1. Sometimes even our close friends and family members may not give us the support we may be looking for, or even an enthusiastic response when you first share a new goal that you have – especially if it may seem ambitious or take some time. I know of situations when someone has noted they want to return to college for an advanced degree and well intentioned pals say, “You’ll be 60 by the time you graduate.” To which I suggest they reply “I’ll be 60 regardless, so I think it will be even better with my new knowledge and the opportunities it will provide.” (Bonus Psych note – they may envy your moxie.)
2. While many of us have regrets for things we have done in our past, there can be future-forward regrets that we can purposely avoid. In many of my talks on this topic, I refer to what I call the “Pox of the Untils.” That is an ailment in which those afflicted postpone doing the things they really, really want to do, until something first has occurred, like until getting into college, or until graduating, or until getting a job, or until getting a raise, or until getting married, or divorced, or having children, or until they grow up, or until, until, until… Then, seemingly all of a sudden, they have come to the end of their life’s journey without having really done what they had dreamed of. The key symptom of this malady is avoidable regret.
3. Oh my gosh, I am such a fan of the work of Steward Brand (creator of the Whole Earth Catalog and the Long Now Foundation, former Marine and hippie, current activist and bon vivant). The inimitable Mr. Brand arranges his life in blocks of 5 years. Five years is what he says any project worth doing will take. “From the moment of inception to the last good-riddance, a book, a campaign, a new job, a startup – will take 5 years to play through.” So, he asks himself, how many 5 years do I have left? He can count them on one hand, if he is lucky. Such a process provides super-clarity as to what he chooses to do and spend his time on. My friend Derek Sivers’ spin on this is, when you are asked to do something, unless it’s a full throated “hell yes!” then it’s a no.
4. Create your private psychic pantheon of mentors. I have personally taken to heart what Jerry Saltz wrote in How to be an Artist. “I have my own sort of School of Athens in my head. A team of rivals, friends, famous people, influencers, dead and alive. They’re all looking over my shoulder as I work. They all make observations, recommendations, suggestions. None of them are mean. I use music a lot. I think, OK, let’s begin this piece with a real pow! Like Beethoven. Or I listen to Barbara Krueger in my head, who says Make this short, punchy, declarative, aggressive. Once in a while, Led Zeppelin chimes in: Try a hairy experiment here. Let it all show, let it be weird, messy, overblown, absurd. All the Sienese paintings I’ve ever seen beg me, Make it beautiful, indulge the products of looking. D. H. Lawrence pounds on the table, demanding voice; Alexander Pope tells me to get a grip; Whitman pushes me on to merge my work with anything; Melville gets grandiose; Proust drives me to extend my sentences till they almost break and my editor step in to cut them down.” Such can be your virtual “private psychic pantheon.” Tell them Chris says “hey.”

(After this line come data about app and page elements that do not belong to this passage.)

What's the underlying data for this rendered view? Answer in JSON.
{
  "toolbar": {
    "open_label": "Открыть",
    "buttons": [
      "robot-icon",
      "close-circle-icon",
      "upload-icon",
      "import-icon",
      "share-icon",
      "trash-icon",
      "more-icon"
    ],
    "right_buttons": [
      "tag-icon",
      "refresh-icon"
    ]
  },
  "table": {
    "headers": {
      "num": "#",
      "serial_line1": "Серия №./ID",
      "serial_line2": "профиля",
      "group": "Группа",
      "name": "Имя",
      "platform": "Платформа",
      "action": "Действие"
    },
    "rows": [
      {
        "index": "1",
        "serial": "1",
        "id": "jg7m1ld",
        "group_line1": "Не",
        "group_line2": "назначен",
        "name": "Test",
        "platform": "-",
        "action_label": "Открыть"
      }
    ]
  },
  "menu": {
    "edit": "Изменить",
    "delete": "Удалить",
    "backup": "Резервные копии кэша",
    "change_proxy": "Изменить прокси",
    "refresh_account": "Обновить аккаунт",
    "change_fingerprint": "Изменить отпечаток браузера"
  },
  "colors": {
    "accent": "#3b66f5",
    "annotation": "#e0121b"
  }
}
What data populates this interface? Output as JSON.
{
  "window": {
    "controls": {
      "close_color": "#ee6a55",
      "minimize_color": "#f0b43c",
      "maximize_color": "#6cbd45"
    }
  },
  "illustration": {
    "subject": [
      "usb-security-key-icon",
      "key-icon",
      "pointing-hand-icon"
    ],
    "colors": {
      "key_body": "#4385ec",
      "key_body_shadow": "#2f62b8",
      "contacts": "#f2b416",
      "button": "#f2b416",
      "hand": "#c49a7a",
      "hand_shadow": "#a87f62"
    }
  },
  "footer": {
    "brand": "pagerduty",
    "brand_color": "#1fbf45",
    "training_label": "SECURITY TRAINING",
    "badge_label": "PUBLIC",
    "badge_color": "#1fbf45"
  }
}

5. In working with my mentees, I been sharing Jonathan Fields’ three Good Life Buckets, so I’ll end with doing so here as well
- Vitality: Appreciate the small things to live a more meaningful life.
- Connection: Invest in quality friendships and improve your health.
- Contribution: Set inspiring and meaningful goals. Maybe now is a good time to examine your goal-setting strategy.
Think about #2 as you do this and add a dash of #3. And, as always, enjoy the journey as well as the destination.
Dr. Stout is a clinical psychologist, bestselling author, adventurer, startup whisperer, (accidental) humanitarian, and| éminence grise. He’s the Founding Director of the Center for Global Initiatives and works as the Executive Producer and Host of the popular “Living a Life in Full” podcast. He a Full Professor in the College of Medicine at the University of Illinois, Chicago and prior to he was at Northwestern University’s Feinberg School of Medicine. He worked at the UN, served as Chief Psychologist for the State of Illinois, and was an Invited Faculty at the Annual Meeting of the World Economic Forum in Davos.
Dr. Stout is a world-wide speaker and organizational consultant having worked or traveled in all 50 states, over 100 countries and 6 continents. He was noted as being “one of the most frequently cited psychologists in the scientific literature.” He is a Fellow in the APA, past-President of the IPA, and is a Distinguished Practitioner in the National Academies of Practice. The APA named him psychology’s “International Rockstar.” He is the recipient of four Humanitarian Awards and four additional honorary doctorates. He is a popular LinkedIn Influencer with almost a half-million followers. His archive of professional work is part of the Smithsonian’s Museum for the History of Psychology. He balances all his academic and humanitarian efforts with time with his family and ultra-running, motorcycle builds, adventure sports, and climbing (having summited 3 of the world’s 7 Summits). To learn more or connect: https://linktr.ee/drchrisstout